Poe divination (/pu̯e/, from the Hokkien Chinese: 跋桮; Pe̍h-ōe-jī: poa̍h-poe, Min Dong BUC: buăk-bŭi, 'cast moon blocks', also written bwa bwei, Mandarin Chinese: 擲筊; pinyin: zhì jiǎo / zhí jiǎo; lit. 'throwing poe') is a traditional Chinese divination method, in which the diviner throws or drops two small wooden pieces on the floor, and interprets the divine answer using the positions of the pieces. This method can be used to tell whether the future course of action the diviner is considering is recommended or not. The pieces, called 桮; poe (bwei) in Taiwanese or jiaobei in Mandarin, look somewhat like two shells of a clam or bivalve mollusk.

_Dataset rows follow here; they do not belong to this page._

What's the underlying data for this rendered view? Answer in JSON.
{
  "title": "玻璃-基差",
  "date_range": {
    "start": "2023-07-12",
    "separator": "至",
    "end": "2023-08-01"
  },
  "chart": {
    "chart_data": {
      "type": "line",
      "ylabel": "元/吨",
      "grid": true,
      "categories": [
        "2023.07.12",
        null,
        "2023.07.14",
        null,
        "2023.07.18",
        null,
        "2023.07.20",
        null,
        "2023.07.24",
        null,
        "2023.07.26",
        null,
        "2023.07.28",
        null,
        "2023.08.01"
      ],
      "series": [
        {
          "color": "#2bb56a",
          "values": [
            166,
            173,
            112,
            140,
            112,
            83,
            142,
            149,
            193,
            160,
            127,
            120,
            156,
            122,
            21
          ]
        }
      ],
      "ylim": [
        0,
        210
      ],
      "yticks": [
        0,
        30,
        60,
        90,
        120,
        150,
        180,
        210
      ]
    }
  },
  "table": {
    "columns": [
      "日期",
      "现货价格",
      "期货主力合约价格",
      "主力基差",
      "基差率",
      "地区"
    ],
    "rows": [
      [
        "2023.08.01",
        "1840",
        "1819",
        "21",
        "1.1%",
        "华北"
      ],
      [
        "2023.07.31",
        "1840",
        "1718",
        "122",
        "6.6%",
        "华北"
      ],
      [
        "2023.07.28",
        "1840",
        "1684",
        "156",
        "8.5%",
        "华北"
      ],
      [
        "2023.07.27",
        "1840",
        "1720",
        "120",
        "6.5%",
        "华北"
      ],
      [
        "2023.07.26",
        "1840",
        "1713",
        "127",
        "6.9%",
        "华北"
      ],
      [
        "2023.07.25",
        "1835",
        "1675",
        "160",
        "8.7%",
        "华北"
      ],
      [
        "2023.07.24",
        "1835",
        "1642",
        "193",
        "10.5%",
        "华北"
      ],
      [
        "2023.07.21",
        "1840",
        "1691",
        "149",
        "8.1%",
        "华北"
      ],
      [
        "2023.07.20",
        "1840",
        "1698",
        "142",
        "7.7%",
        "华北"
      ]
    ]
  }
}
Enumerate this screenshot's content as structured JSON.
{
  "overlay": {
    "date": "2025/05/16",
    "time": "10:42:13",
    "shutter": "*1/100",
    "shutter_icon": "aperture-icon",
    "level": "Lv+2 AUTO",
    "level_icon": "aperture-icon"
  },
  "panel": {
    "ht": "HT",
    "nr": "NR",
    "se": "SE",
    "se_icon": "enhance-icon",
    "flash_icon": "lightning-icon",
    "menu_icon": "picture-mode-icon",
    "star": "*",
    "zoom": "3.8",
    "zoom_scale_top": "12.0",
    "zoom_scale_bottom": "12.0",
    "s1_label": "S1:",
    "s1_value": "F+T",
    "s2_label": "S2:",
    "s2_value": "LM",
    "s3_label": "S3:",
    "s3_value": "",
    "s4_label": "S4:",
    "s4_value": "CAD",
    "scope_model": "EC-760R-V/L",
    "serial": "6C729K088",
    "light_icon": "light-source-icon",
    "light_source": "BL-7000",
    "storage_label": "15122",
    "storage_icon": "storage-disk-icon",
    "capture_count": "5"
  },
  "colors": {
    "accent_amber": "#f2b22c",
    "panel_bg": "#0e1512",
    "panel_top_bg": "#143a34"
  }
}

Upon throwing the wooden pieces, poe divination often results in three answering positions. The first is 聖笅; shèng jiǎo, when one of the blocks has its flat side facing up and the other has its flat side facing down; this shows the Deity's agreement with the devotee's question or plea. The second is 陰笅; yīn jiǎo, is when both blocks have their curved sides facing up; this shows the Deity's disagreement with the devotee's question or plea. This position may also indicate anger in some cases. The last would be 笑笅; xiào jiǎo, when both blocks have their flat sides facing up; this shows the Deity's amusement at the devotee's question or plea.
A unique, rare result would be the 站笅; zhàn jiǎo, which occurs when one of the blocks stands with both its flat and curved sides facing in a horizontal position. This uncommon position often means the deity is sending a strong message; in this case, devotees sometimes invite temple staff or mediums to determine the meaning of the message.
See also edit
- Poe (Kotobank) (in Japanese)